  • Flume Kicks Off Open Source FlumeSounds Project

    Australian #1 bad boy of EDM Flume made a surprise project announcement FlumeSounds yesterday. He uploaded a near 8-minute video of samples to all his socials for fans and creators to manipulate.

  • Flume announces open-source sample series for producers

    Hot off the release of his new EP, 'Quits', Australian producer Flume has revealed Flume Sounds, an open-source audio loop series for producers.

  • First global open-source database for spinal cord injury research will be a ‘game-changer,’ say experts

    Experts from the University of Alberta and two universities of California are teaming up to launch the world’s first open-source database for spinal cord injury research. The Open Data Commons for preclinical Spinal Cord Injury research (ODC-SCI) will improve research and treatment worldwide by making data more accessible, according to researchers and patients. “The database has the potential to improve treatment for up to half a million people suffering from spinal cord injuries worldwide, and also enhance research in other areas of health, science and rehabilitation,” said Randy Goebel, associate vice-president of research at the U of A.
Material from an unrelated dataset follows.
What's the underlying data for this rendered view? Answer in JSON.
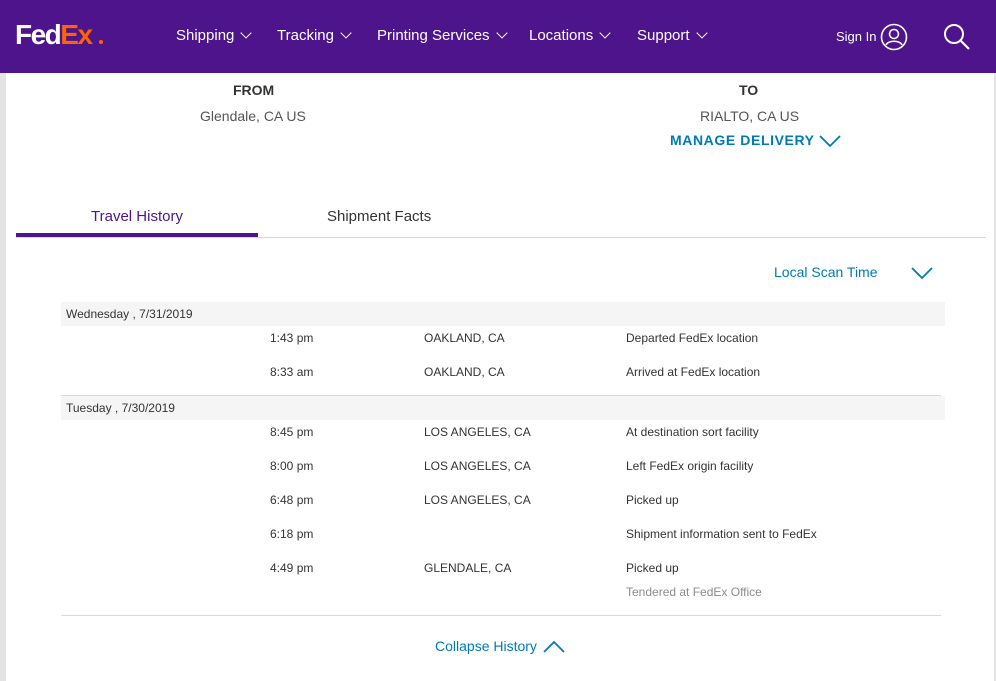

  • Nationwide project provides free science materials to meet California’s new standards

    While California students began taking a new statewide science test this past spring, school districts were still struggling to get teaching materials aligned to the state’s new science standards into classrooms. A new nationwide effort is trying to speed up that process by offering free, open source science materials to teachers and schools. In 2017, philanthropists, state leaders and curriculum writers formed OpenSciEd to get materials to teachers implementing the Next Generation Science Standards, new academic standards that emphasize hands-on projects and integrate several scientific disciplines. California adopted the new standards in 2013 and this past spring began administering a new state science test. But it wasn’t until last November that the State Board of Education approved a list of recommended textbooks and materials aligned to the new standards for kindergarten through 8th grade.